The discussion panel presented the recent developments on benchmarks and gave an overview of proposed new guidelines. The benchmark process is a critical element in ICES advice to ensure a sound scientific basis as a means to peer-review and incorporate new science (new knowledge, data, analyses, and assessment methods) for use in provision of recurrent advice for fish stocks. MIACO was presented the recent guidelines on benchmarks at ICES with constructive comments made on the pros and cons of their current approach. An updated benchmark process is currently underway for two important fishmeal stocks, capelin and sand eel. MIACO asked in particular about dates for completion for the sandeel benchmark and the panel responded that the aim is to finish by 2023.

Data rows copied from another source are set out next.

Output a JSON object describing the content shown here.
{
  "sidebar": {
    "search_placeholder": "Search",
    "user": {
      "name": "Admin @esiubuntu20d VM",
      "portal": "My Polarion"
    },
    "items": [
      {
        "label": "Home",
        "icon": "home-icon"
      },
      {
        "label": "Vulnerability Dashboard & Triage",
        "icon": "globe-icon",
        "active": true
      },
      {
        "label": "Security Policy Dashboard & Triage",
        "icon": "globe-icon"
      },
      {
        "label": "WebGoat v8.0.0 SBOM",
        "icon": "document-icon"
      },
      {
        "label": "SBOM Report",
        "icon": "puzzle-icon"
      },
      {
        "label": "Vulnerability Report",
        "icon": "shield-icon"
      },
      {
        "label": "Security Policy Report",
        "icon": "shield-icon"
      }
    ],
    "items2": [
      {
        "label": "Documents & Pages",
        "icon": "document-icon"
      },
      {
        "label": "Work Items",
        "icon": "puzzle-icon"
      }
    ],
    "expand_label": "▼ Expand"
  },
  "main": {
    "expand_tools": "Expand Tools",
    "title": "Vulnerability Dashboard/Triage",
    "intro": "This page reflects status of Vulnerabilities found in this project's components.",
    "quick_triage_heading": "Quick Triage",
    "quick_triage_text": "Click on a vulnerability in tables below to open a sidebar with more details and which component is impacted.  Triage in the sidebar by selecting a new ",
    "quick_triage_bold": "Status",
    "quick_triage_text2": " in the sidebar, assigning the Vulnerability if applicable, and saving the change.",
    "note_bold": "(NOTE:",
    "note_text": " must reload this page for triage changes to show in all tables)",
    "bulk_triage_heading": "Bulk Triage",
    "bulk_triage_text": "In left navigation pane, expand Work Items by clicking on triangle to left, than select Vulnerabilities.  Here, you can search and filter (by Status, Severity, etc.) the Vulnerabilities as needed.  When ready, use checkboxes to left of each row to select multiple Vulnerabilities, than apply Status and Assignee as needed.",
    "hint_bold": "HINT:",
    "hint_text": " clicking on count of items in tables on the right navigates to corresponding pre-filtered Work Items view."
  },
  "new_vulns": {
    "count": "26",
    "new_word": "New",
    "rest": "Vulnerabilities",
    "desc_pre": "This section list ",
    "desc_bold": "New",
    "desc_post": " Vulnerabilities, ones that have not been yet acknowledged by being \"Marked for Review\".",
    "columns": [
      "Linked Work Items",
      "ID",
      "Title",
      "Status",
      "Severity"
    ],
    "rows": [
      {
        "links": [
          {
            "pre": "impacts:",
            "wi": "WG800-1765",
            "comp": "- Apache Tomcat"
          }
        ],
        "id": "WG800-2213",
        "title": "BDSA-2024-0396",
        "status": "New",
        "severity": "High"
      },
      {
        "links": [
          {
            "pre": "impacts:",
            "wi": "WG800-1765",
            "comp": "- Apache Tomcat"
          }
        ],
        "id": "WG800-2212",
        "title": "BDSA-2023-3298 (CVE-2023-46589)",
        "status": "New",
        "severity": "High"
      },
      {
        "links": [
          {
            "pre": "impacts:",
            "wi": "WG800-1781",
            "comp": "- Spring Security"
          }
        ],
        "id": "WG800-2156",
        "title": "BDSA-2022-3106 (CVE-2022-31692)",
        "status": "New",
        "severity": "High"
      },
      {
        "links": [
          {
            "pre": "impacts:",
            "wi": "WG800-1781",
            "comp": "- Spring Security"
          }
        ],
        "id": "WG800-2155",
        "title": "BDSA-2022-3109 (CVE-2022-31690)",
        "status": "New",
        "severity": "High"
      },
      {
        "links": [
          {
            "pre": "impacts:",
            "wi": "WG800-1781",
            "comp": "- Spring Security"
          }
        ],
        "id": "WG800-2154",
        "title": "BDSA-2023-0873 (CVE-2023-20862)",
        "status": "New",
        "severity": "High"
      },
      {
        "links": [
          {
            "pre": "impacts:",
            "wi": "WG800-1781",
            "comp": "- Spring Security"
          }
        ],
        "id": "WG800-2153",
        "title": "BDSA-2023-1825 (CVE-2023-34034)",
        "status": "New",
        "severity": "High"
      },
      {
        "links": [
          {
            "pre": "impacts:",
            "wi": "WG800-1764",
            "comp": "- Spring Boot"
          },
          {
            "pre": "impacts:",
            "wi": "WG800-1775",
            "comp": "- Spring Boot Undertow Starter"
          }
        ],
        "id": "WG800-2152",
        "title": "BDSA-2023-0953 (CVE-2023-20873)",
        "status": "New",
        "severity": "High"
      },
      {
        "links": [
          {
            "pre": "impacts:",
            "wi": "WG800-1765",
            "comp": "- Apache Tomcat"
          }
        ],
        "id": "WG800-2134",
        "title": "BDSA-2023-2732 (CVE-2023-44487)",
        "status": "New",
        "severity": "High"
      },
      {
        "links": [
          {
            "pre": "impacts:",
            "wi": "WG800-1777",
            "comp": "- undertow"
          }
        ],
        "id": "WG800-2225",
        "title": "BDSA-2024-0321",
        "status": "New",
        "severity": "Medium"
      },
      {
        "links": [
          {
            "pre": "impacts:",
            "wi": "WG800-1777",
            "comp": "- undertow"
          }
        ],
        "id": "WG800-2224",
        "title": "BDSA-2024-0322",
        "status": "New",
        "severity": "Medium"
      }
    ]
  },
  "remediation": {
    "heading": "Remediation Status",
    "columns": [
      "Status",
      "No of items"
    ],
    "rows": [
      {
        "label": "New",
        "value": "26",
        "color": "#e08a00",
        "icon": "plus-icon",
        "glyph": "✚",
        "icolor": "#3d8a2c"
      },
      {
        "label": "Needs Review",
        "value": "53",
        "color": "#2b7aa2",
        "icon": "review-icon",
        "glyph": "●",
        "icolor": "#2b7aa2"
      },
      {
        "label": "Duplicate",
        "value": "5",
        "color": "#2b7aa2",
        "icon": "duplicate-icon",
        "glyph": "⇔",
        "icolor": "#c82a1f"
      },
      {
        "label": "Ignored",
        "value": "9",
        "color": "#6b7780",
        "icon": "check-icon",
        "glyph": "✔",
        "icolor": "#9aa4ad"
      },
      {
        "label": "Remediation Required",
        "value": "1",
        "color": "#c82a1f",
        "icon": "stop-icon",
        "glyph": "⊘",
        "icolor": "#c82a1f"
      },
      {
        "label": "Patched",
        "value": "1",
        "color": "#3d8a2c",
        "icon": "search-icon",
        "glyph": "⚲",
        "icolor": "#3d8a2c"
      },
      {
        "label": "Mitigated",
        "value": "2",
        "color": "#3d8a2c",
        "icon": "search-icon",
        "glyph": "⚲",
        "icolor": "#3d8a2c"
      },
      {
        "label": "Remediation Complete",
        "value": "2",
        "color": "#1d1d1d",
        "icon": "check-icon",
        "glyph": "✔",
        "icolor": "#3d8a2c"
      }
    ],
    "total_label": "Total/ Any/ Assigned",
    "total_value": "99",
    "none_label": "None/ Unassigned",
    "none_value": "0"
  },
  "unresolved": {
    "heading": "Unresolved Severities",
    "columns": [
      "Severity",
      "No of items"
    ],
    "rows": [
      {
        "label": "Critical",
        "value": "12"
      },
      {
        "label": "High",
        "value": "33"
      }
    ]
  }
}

Emerging science needs
Emerging science topics were discussed in order for ICES to address possible future advisory needs from stakeholders. The aim was to identify science areas and best ways of supporting their development. MIACO formed a list of common and agreed emerging science topics for the future, including the effect of climate drivers on fish stocks, the potential of new species and the decarbonisation of fishing vessels. Their current science plan can be found here: https://www.ices.dk/Science/Pages/Science_priorities.aspx

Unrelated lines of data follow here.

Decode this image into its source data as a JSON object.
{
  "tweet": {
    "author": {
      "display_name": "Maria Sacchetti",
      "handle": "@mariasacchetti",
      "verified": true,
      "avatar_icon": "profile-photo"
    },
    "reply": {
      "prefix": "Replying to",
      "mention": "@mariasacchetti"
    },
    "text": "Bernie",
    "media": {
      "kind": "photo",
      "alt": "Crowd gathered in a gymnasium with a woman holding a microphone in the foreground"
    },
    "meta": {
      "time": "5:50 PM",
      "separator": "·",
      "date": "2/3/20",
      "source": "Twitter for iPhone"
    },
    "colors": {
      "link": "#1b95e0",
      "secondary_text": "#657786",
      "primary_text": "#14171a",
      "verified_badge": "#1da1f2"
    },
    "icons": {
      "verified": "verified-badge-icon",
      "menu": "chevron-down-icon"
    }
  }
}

What messaging from ICES helps deliver Stakeholder objectives?
MIACO was invited to comment on ICES communications strategy, when considering stakeholders various objectives and specifically what elements of ICES work would benefit from further communication and promotion.
The style and communication of mixed fisheries advice changed in 2022 in order to make it more understandable for end users. These changes were highlighted to MIACO. Also MIACO was asked to note a planned workshop in 2023 on mixed fisheries, which will be targeted at the needs for managers and decision makers. There are still basic knowledge gaps on how mixed fisheries considerations are used, what is needed that is not yet provided, validity of assumptions made, or how they are communicated. The planned workshop should help to bridge some of these gaps.
Providing advice in 2023
The meeting was updated with information on the work-plan for ICES advice and relevant science initiatives in 2023. The Head of ICES Advice Department explained how the advisory workplan is scheduled based on Expert Group meeting dates. More information about the events can be found here: https://www.ices.dk/events/Pages/default.aspx
In summary It was very a positive experience for EFFOP to attend a physical meeting after the covid restrictions last year. ICES has been making its advice process more and more clear to stakeholders, and in MIACO this was absolutely the case. The open dialogue will improve interaction in the future.
Photos are courtesy of Dr. Mark Dickey-Collas
New year, new employee…On 2nd January 2023, Dr James Hinchcliffe started his new position at Marine Ingredients Denmark and European Fishmeal. James is a marine biologist who has worked with aquatic animal nutrition and biology. For the last eight years his main research has focused on the sustainability of novel feeds for Swedish aquaculture. Now he gets to see the other side, “The judicious use of our ocean resources has always been a very close thing to my heart, fishmeal is an essential resource and I’m really excited to join Marine Ingredients and contribute towards the sustainability of this sector”.